### Task instructions
Your answer should consist of each line from the data below that contains "virtualenv".

(Page and application data records)
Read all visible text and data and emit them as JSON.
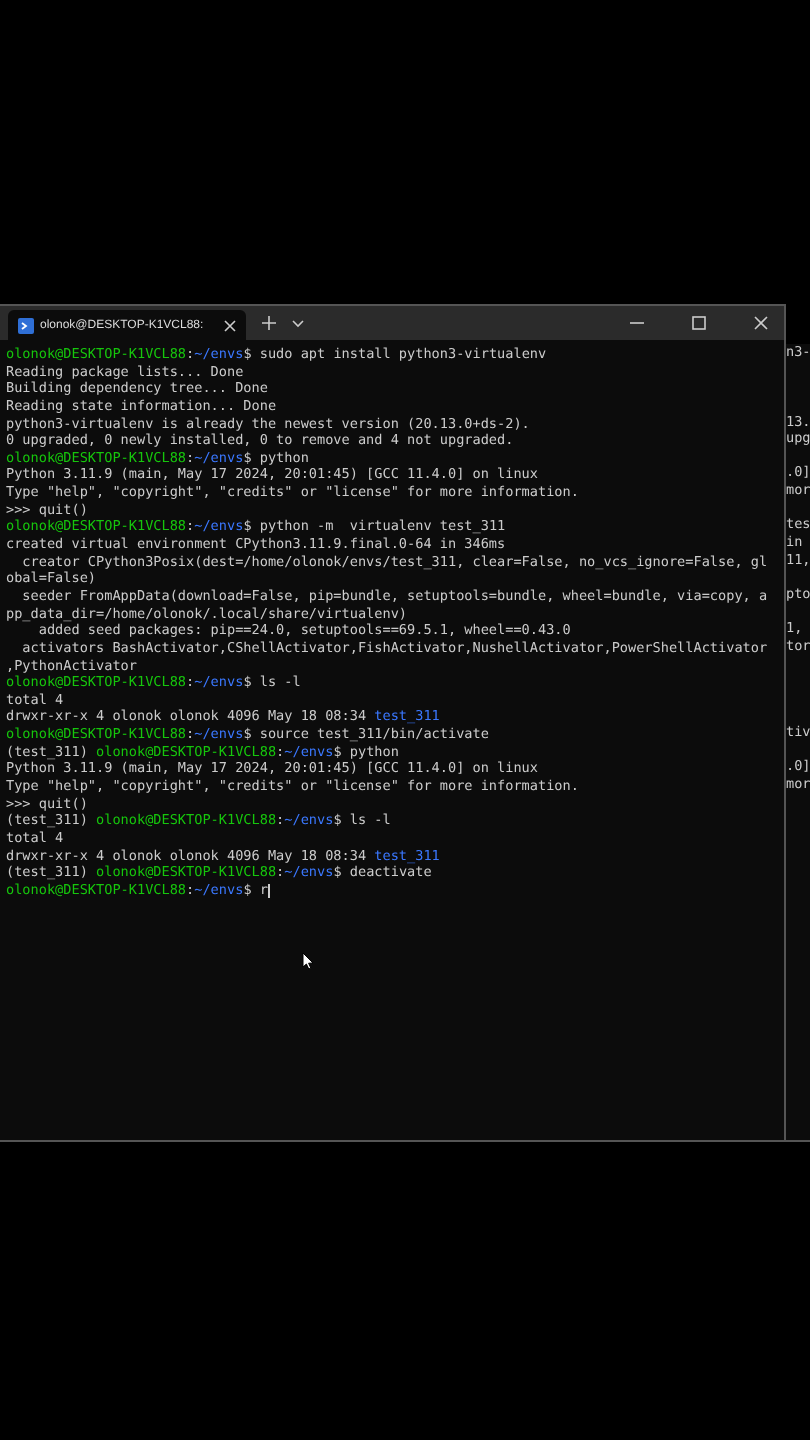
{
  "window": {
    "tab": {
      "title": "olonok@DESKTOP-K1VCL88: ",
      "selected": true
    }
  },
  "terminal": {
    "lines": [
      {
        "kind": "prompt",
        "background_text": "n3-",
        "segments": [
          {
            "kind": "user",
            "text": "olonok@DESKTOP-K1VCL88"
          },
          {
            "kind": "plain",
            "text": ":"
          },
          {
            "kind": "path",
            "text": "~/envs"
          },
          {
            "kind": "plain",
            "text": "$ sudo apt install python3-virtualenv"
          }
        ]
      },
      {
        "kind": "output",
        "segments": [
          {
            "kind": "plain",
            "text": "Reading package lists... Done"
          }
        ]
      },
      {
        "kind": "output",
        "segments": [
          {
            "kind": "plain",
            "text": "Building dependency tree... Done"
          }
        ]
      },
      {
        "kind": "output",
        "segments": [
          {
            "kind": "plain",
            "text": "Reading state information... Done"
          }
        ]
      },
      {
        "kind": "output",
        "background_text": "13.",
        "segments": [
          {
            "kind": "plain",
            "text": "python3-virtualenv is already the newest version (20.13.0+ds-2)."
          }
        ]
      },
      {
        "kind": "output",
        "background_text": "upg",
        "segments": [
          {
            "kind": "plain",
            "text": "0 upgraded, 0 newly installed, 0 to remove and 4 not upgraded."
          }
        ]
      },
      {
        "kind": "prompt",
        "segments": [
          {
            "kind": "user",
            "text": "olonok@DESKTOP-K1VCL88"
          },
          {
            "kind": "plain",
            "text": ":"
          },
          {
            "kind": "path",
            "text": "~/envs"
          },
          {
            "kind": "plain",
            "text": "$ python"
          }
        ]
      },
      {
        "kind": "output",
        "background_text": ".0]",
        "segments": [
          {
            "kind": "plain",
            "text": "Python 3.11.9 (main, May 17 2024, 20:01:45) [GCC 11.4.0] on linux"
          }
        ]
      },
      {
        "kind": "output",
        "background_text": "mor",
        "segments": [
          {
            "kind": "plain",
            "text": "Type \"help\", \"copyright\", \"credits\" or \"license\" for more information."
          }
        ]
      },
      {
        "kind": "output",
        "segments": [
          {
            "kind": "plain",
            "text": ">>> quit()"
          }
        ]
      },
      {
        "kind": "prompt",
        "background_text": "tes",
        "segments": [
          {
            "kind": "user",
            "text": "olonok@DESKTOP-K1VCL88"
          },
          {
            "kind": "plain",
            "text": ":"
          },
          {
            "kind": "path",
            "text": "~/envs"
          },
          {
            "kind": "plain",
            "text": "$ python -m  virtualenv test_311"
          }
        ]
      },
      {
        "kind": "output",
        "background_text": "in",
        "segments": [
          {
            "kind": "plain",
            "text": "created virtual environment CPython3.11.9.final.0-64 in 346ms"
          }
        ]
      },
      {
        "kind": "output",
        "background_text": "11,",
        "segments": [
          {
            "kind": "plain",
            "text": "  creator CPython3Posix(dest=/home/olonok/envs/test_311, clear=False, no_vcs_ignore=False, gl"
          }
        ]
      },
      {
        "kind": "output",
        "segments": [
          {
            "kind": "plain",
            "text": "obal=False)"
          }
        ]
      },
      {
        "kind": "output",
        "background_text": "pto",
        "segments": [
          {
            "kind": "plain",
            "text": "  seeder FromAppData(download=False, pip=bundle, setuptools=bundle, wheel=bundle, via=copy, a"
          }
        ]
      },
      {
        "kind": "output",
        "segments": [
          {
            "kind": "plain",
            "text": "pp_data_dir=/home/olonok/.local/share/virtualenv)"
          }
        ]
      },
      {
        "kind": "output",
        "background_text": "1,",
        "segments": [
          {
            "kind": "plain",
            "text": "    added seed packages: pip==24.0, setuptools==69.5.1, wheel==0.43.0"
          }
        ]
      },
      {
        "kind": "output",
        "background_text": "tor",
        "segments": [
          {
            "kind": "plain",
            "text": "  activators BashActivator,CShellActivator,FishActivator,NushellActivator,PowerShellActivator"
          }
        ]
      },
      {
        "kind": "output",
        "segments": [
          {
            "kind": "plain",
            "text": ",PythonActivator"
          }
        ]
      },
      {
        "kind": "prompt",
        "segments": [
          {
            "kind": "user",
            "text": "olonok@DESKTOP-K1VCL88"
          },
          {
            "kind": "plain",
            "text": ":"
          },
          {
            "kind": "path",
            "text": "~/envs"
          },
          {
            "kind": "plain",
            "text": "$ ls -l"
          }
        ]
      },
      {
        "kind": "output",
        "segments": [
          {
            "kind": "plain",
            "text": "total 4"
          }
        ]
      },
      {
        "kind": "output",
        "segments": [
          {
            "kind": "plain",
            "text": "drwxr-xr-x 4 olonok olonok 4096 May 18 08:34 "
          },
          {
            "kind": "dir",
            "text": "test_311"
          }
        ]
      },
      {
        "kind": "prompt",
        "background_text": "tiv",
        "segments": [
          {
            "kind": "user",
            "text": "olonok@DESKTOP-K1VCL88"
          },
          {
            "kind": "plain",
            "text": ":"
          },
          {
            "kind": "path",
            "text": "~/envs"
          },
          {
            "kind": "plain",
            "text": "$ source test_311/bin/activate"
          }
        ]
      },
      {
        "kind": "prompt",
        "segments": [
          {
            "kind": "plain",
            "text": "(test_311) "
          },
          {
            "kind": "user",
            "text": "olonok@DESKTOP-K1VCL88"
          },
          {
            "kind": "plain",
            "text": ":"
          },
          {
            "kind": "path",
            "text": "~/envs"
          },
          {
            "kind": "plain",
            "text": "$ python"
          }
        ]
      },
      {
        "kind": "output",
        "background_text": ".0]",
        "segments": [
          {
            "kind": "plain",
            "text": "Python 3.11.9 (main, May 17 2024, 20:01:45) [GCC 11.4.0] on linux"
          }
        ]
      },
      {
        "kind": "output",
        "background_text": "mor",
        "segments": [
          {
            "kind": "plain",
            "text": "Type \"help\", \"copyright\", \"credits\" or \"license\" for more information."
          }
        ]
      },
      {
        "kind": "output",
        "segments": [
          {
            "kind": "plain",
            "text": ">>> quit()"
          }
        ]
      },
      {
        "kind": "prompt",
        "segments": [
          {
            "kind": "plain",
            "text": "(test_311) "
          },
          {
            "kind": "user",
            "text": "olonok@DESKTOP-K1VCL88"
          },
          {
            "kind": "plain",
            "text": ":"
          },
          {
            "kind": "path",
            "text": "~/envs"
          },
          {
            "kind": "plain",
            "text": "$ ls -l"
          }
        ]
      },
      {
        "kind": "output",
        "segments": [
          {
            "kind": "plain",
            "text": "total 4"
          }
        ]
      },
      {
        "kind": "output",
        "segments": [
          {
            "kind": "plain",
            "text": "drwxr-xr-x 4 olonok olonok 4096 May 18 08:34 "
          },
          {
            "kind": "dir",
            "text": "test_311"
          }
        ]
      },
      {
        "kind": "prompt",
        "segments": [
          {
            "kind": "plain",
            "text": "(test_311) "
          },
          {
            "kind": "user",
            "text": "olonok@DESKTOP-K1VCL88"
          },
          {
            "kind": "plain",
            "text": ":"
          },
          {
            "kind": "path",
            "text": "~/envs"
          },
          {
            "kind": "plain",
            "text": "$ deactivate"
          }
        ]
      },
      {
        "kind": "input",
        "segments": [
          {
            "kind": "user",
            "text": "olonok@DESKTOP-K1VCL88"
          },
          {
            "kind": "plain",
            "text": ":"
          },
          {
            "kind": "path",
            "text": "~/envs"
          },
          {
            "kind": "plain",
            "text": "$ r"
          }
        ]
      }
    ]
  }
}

### Result
            "text": "$ sudo apt install python3-virtualenv"
            "text": "python3-virtualenv is already the newest version (20.13.0+ds-2)."
            "text": "$ python -m  virtualenv test_311"
            "text": "pp_data_dir=/home/olonok/.local/share/virtualenv)"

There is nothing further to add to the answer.